Colorado is among the states that have developed and released a strategic highway safety plan, which is a cooperative effort among public agencies, private sector organizations, and advocacy groups who represent transportation interests statewide. One of the main goals of Colorado’s collaboration is to effectively improve safety on the state’s roadways.
The Colorado Department of Transportation (CDOT) is spearheading a major campaign that has come out of this planning session. “Moving Towards Zero Deaths” sets a goal of zero deaths for everyone using the state’s transportation network. The effort has a major emphasis on Colorado’s young drivers, and for a good reason.
No. 1 Killer of Young Drivers
Colorado defines a young driver as one who is 15 to 20 years old.
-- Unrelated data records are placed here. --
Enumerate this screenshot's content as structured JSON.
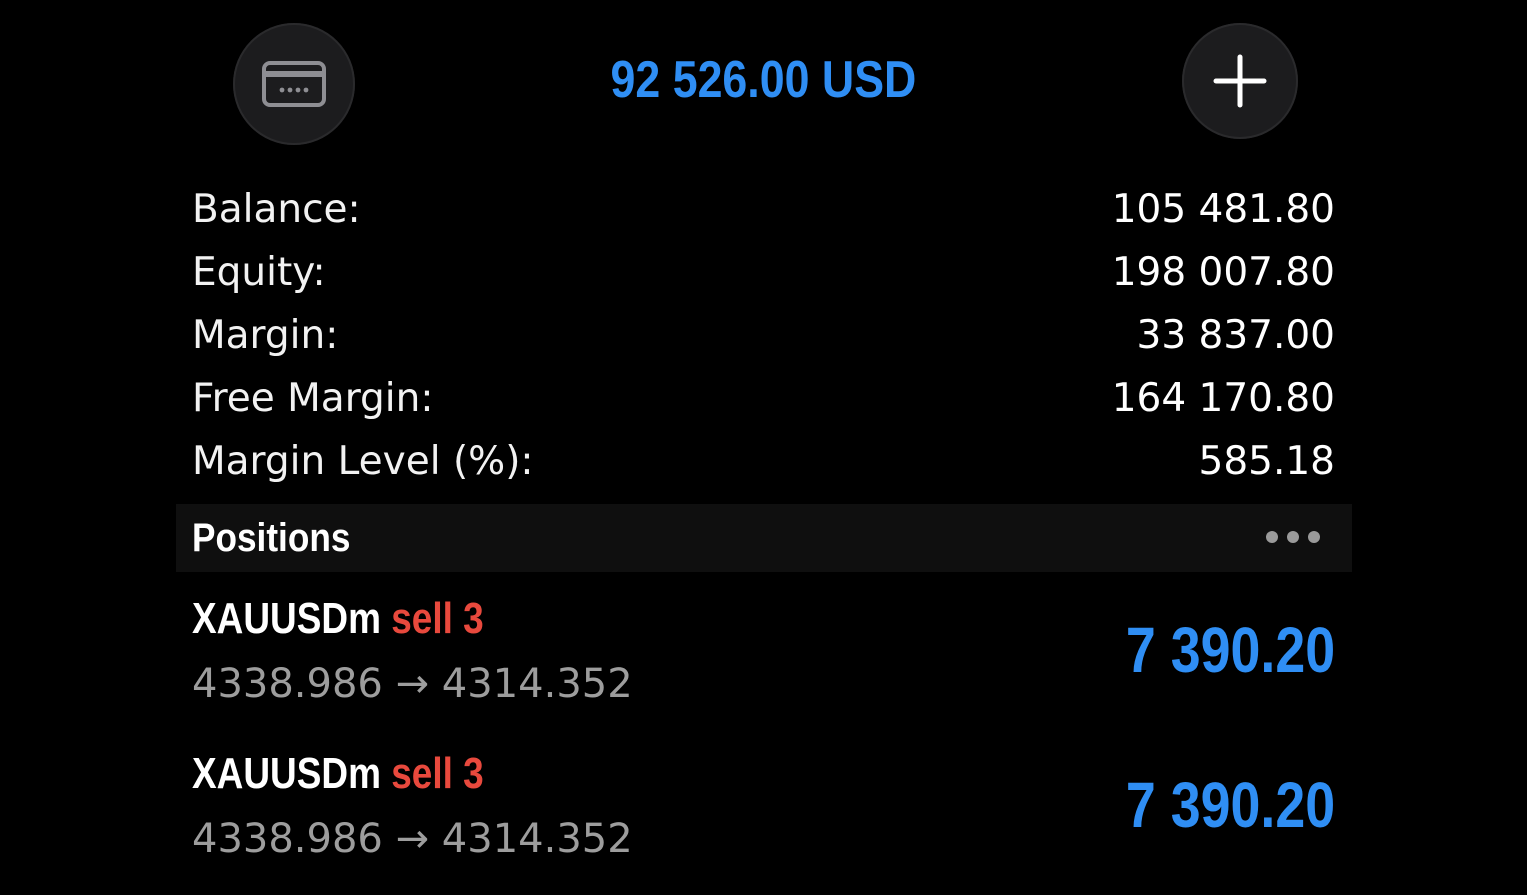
{
  "header": {
    "total_equity_display": "92 526.00 USD",
    "left_button_icon": "credit-card-icon",
    "right_button_icon": "plus-icon"
  },
  "summary": {
    "rows": [
      {
        "label": "Balance:",
        "value": "105 481.80"
      },
      {
        "label": "Equity:",
        "value": "198 007.80"
      },
      {
        "label": "Margin:",
        "value": "33 837.00"
      },
      {
        "label": "Free Margin:",
        "value": "164 170.80"
      },
      {
        "label": "Margin Level (%):",
        "value": "585.18"
      }
    ]
  },
  "positions": {
    "title": "Positions",
    "menu_icon": "more-dots-icon",
    "items": [
      {
        "symbol": "XAUUSDm",
        "side": "sell 3",
        "prices": "4338.986 → 4314.352",
        "profit": "7 390.20"
      },
      {
        "symbol": "XAUUSDm",
        "side": "sell 3",
        "prices": "4338.986 → 4314.352",
        "profit": "7 390.20"
      }
    ]
  },
  "colors": {
    "accent_blue": "#2f8ef4",
    "sell_red": "#e8493d",
    "background": "#000000"
  }
}
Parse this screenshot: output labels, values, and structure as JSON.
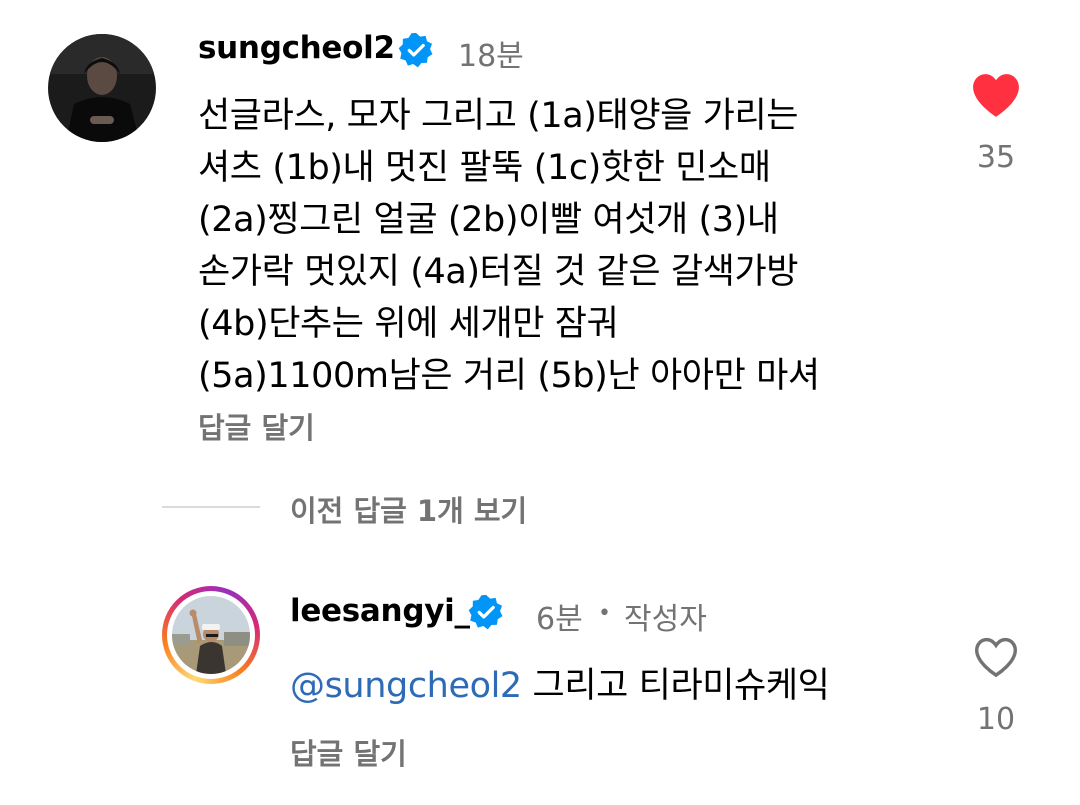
{
  "comments": [
    {
      "username": "sungcheol2",
      "time": "18분",
      "text_lines": [
        "선글라스, 모자 그리고 (1a)태양을 가리는",
        "셔츠 (1b)내 멋진 팔뚝 (1c)핫한 민소매",
        "(2a)찡그린 얼굴 (2b)이빨 여섯개 (3)내",
        "손가락 멋있지 (4a)터질 것 같은 갈색가방",
        "(4b)단추는 위에 세개만 잠궈",
        "(5a)1100m남은 거리 (5b)난 아아만 마셔"
      ],
      "reply_label": "답글 달기",
      "likes": "35",
      "liked": true,
      "verified": true
    }
  ],
  "view_replies_label": "이전 답글 1개 보기",
  "reply": {
    "username": "leesangyi_",
    "time": "6분",
    "author_badge": "작성자",
    "mention": "@sungcheol2",
    "text": "그리고 티라미슈케익",
    "reply_label": "답글 달기",
    "likes": "10",
    "liked": false,
    "verified": true
  },
  "colors": {
    "heart_filled": "#ff3040",
    "verified_blue": "#0095f6",
    "mention_blue": "#2d6bb6",
    "secondary_text": "#737373"
  },
  "icons": {
    "verified": "verified-badge-icon",
    "like_filled": "heart-filled-icon",
    "like_outline": "heart-outline-icon"
  }
}
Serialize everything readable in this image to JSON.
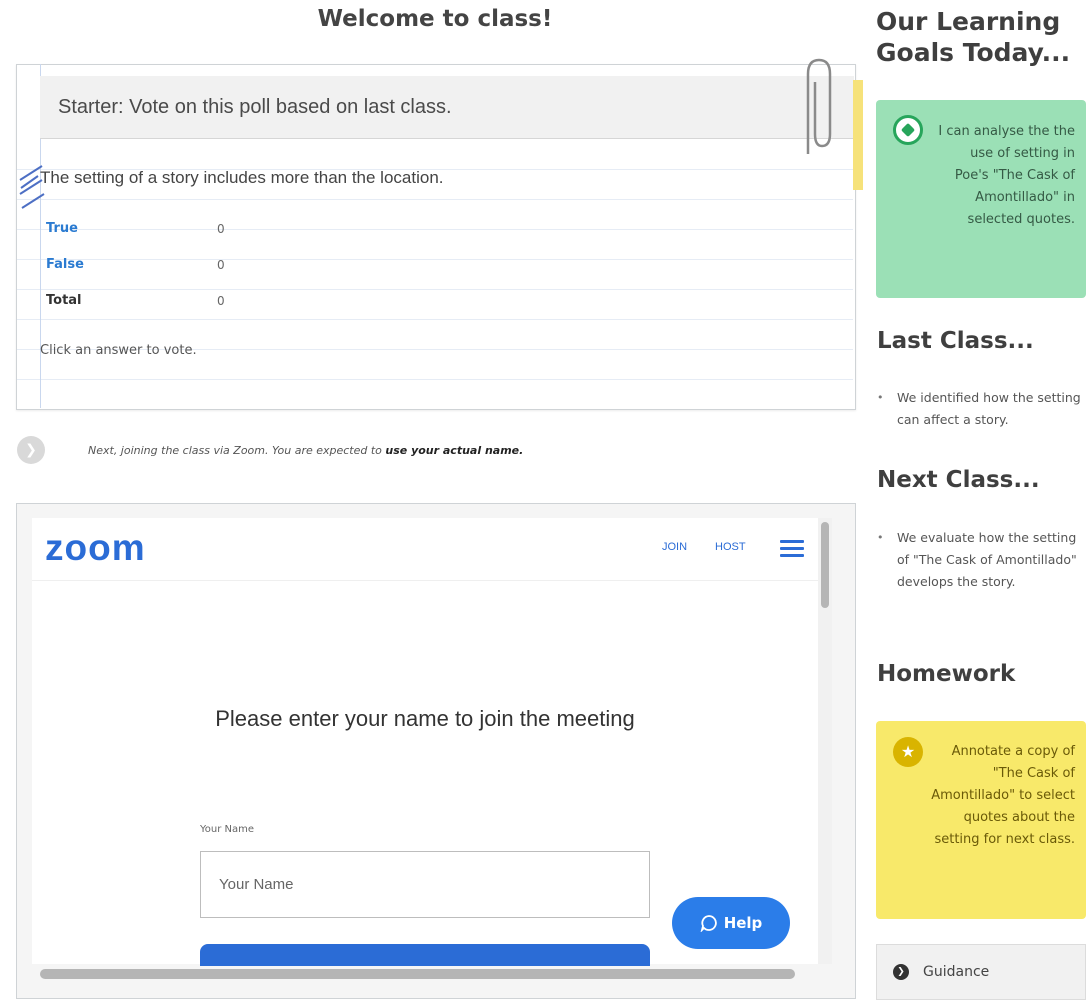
{
  "main": {
    "welcome_title": "Welcome to class!",
    "poll": {
      "header": "Starter: Vote on this poll based on last class.",
      "question": "The setting of a story includes more than the location.",
      "options": [
        {
          "label": "True",
          "count": "0"
        },
        {
          "label": "False",
          "count": "0"
        }
      ],
      "total_label": "Total",
      "total_count": "0",
      "hint": "Click an answer to vote."
    },
    "next_step": {
      "text": "Next, joining the class via Zoom. You are expected to ",
      "emphasis": "use your actual name."
    },
    "zoom": {
      "logo": "zoom",
      "nav_join": "JOIN",
      "nav_host": "HOST",
      "heading": "Please enter your name to join the meeting",
      "name_label": "Your Name",
      "name_placeholder": "Your Name",
      "help_label": "Help"
    }
  },
  "sidebar": {
    "goals_title": "Our Learning Goals Today...",
    "goal_text": "I can analyse the the use of setting in Poe's \"The Cask of Amontillado\" in selected quotes.",
    "last_class_title": "Last Class...",
    "last_class_items": [
      "We identified how the setting can affect a story."
    ],
    "next_class_title": "Next Class...",
    "next_class_items": [
      "We evaluate how the setting of \"The Cask of Amontillado\" develops the story."
    ],
    "homework_title": "Homework",
    "homework_text": "Annotate a copy of \"The Cask of Amontillado\" to select quotes about the setting for next class.",
    "guidance_label": "Guidance"
  },
  "colors": {
    "zoom_blue": "#2b6cd6",
    "goal_green": "#9be0b6",
    "homework_yellow": "#f8e96a",
    "poll_link_blue": "#2b7bd1"
  }
}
According to research, this age group’s lack of driving experience can lead to poor decision-making in the event of an emergency and risky behavior, such as speeding.
When it comes to crashes, the Centers for Disease Control and Prevention (CDC) notes that car accidents are the leading cause of death for those 16-19 years old. In 2014, the CDC noted that 2,270 teens were killed in car accidents across the country, while another 221,313 were treated for injuries. This means that every day, six teenagers are killed in motor vehicle accidents.
When it comes to young drivers in Colorado, the trend is more positive. The latest statistics, representing 2008-2012, show a 10 percent decrease in fatal crashes involving young drivers. Serious injuries also fell 9 percent.
While this sounds promising, dozens of young Colorado drivers are still killed or injured in accidents. In 2012, the most recent year for which numbers are available, 81 young drivers were killed, and another 611 were seriously injured. That’s down from 2007, when 93 young drivers were killed and 863 were seriously injured.
Colorado’s Graduated Driver’s Licensing
During the 1990s, Governors Highway Safety Association launched the Graduated Driver Licensing (GDL) program. Shortly after that, some states began implementing the program as law. GDL requires a young candidate for a driver’s license to go through two intermediate steps before being allowed to drive with no restrictions. The three stages of licensing are:
- Stage 1, or learner stage: Supervised driving, cumulating with a driving test
- Stage 2, or intermediate stage: Limited unsupervised driving in high-risk situations
- Stage 3, or full-privilege stage: Obtaining a full driver’s license
While young drivers may find the stages a bit restrictive, state officials say stronger enforcement of this law has contributed to the decline in driver-involved fatalities and injuries, which is always a good thing.
Pushing Colorado Roadway Safety
Moving forward, Colorado officials say they will continue collaborating with other agencies and organizations to promote practices that reduce motor vehicle accidents among young drivers. This approach includes advocating for more funding to produce more teen auto safety programs.
In addition, Colorado is looking to increase enforcement of the GDL law, as well as educating parents about the law with the ultimate goal of decreasing the number of the deaths and injuries among young drivers.